  3. Stop use of chemical pesticides in your garden. These can cause serious harm to the butterfly  at the various stages of its development.

–Meena

FrogFest

Over 35 years ago, when I spent two years living in Nairobi, my sister Seema, then a young zoology student came to visit. Among the souvenirs she picked up from the local market was a potholder made of cane that was shaped like a frog. After that trip, wherever she went, it was almost as if frogs were jumping out from everywhere, urging to be picked up! Frogs in all materials, shapes, sizes and poses. And so, Seema became a ‘frog collector’! It also made it easy for friends and family to find her a gift. Over the years, the frog artefact collection grew and grew till her house was bursting at the seams with frogs big and small. One day the thought came, how could this be shared with more people, and what would be the purpose of the sharing? Over a couple of years, and a combination of fortuitous circumstances, this idea metamorphosed into FrogFest.
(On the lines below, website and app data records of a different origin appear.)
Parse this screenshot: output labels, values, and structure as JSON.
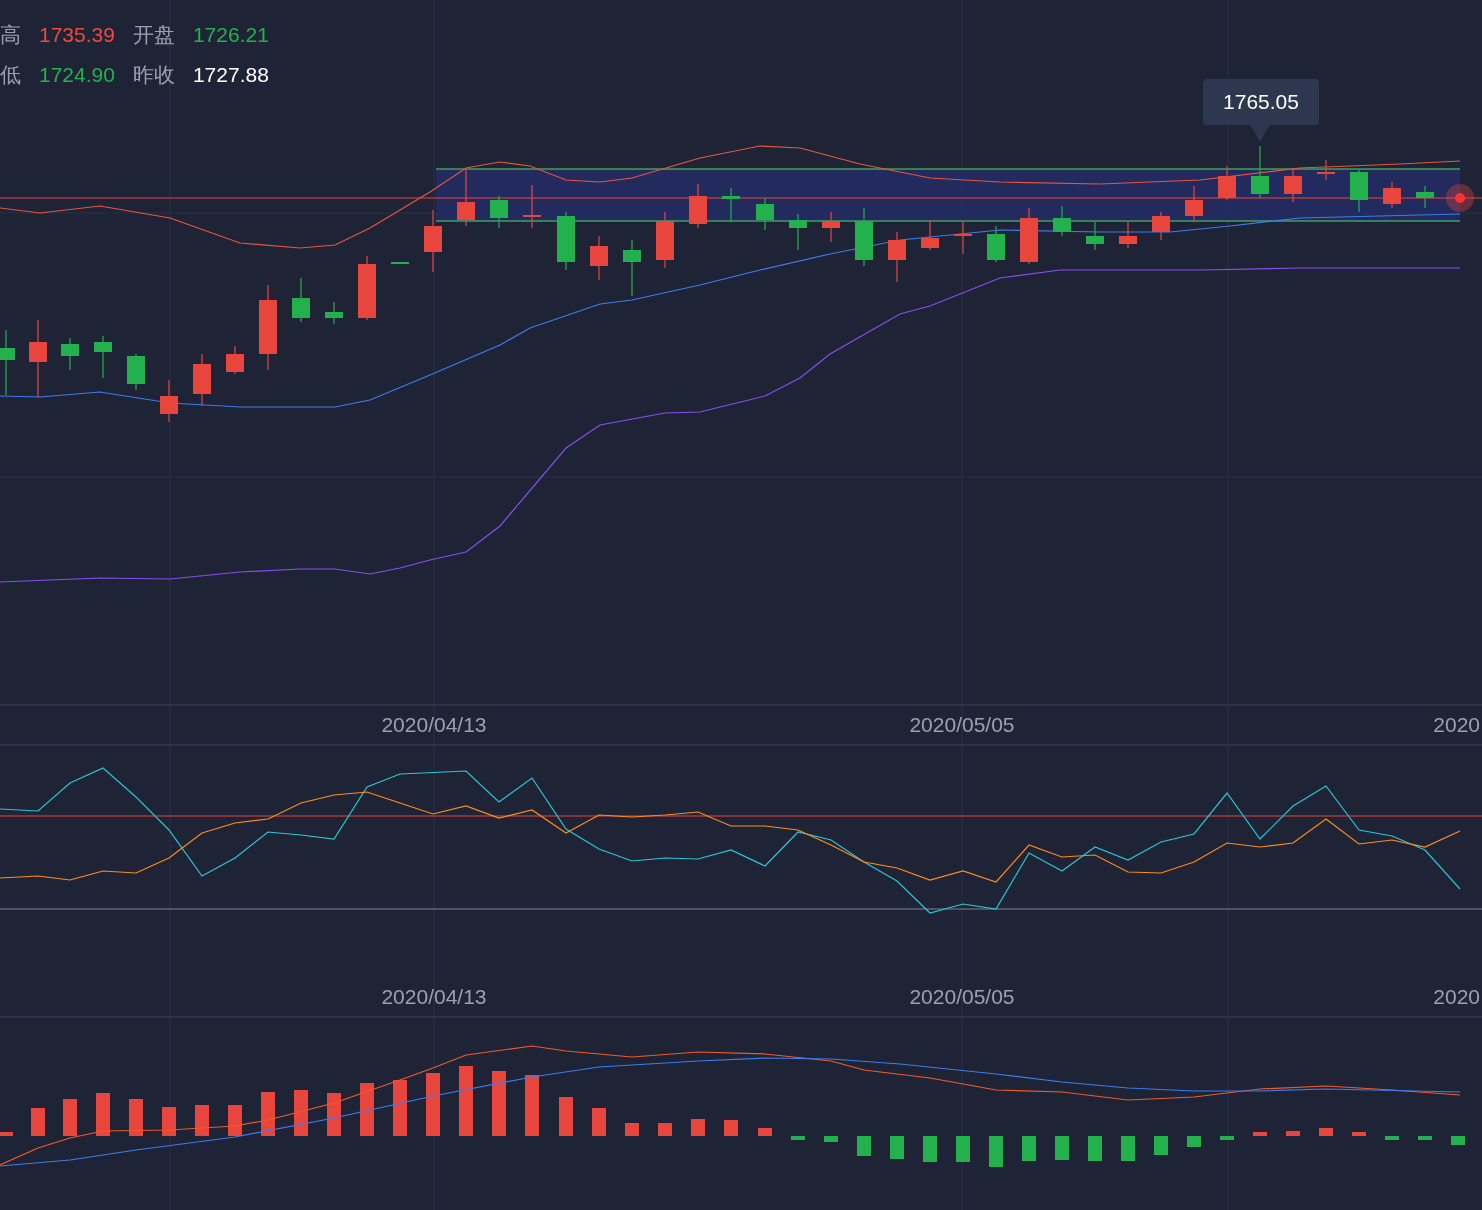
{
  "quote": [
    {
      "label": "高",
      "value": "1735.39",
      "color": "#f0483e"
    },
    {
      "label": "开盘",
      "value": "1726.21",
      "color": "#22b14c"
    },
    {
      "label": "低",
      "value": "1724.90",
      "color": "#22b14c"
    },
    {
      "label": "昨收",
      "value": "1727.88",
      "color": "#ffffff"
    }
  ],
  "price_chart": {
    "tooltip": "1765.05",
    "x_labels": [
      "2020/04/13",
      "2020/05/05",
      "2020"
    ]
  },
  "rsi_chart": {
    "x_labels": [
      "2020/04/13",
      "2020/05/05",
      "2020"
    ]
  }
}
FrogFest began as a brainchild of Seema’s old school friend Aditya Arya whose creative mind has always leapt way ahead of the average plodders and hoppers. Let’s do an exhibition called FrogArt, he said. With his vast experience in photography and exhibit design, he offered to curate the show. That done, it worked out that WWF offered to host the display. This was indeed serendipity! WWF was where Seema began her professional life as a volunteer (while still a college student). What better way to “give back” to an institution that was the first to nurture what became a lifelong passion (as well as vocation) for biodiversity and conservation!

Then came the challenge—how to use the frog artefacts to highlight the larger issues of amphibian conservation; how to creatively bridge the traditional gap between Art and Science? Seema invited me to join the team as co-curator, to apply my experience as an environmental educator. After six months of being steeped in all matters Batrachian (along the way we discovered that the study of frogs was known as Batrachology!) we were ready to launch FrogFest—Celebrating Frogs in Art and Nature.

As the name suggests, FrogFest focuses on the amazingly diverse interpretations of a single element of nature–the frog! It showcases Seema Bhatt’s personal collection of frog artefacts from over 40 countries, including a rendering of frogs in folk art, as well as contemporary art by young artists.

The display of the artefacts and art is supported by a series of panels that highlight the fascinating aspects of frogs, and the conservation significance of frogs in nature. Far from the dusty tomes of academic journals, the visual-rich and reader-friendly panels also offer a peep into the fascinating world of frogs in India and the important initiatives to conserve them.These have been supported and enriched with expert inputs from Dr S.D. Biju and Dr Gururaja, India’s foremost amphibian scientists.

 

The bridge between art and nature is further strengthened by the organisation and display of artefacts. For example, where the panel describes the role of colour in frogs in Nature, there is also a display of nearly a hundred frog artefacts, made from glass, ceramic, clay, stone and more, with vibrant colours, along with a ‘Frogtoid’ that reminds that while artists have let their imagination run riot, nature has bestowed frogs with a colour palette on which their very survival depends (attracting mates, warning predators).

 

With its brilliant interweaving of the facts and fun FrogFest offers a feast for the senses. It also provides food for thought by putting the spotlight on the Frog. At a time when the focus of wildlife conservation is primarily on charismatic ‘megafauna’, there is a dire need to reflect on the conservation of smaller, but equally significant fauna around us. While frogs may not always hit the headlines as the ‘Superstars’ of the grand epic of nature, they are no less fascinating, and indeed, no less important in the Web of Life.

FrogFest is on at WWF India, 172-B Lodi Road, New Delhi till the end of April 2018.

–Mamata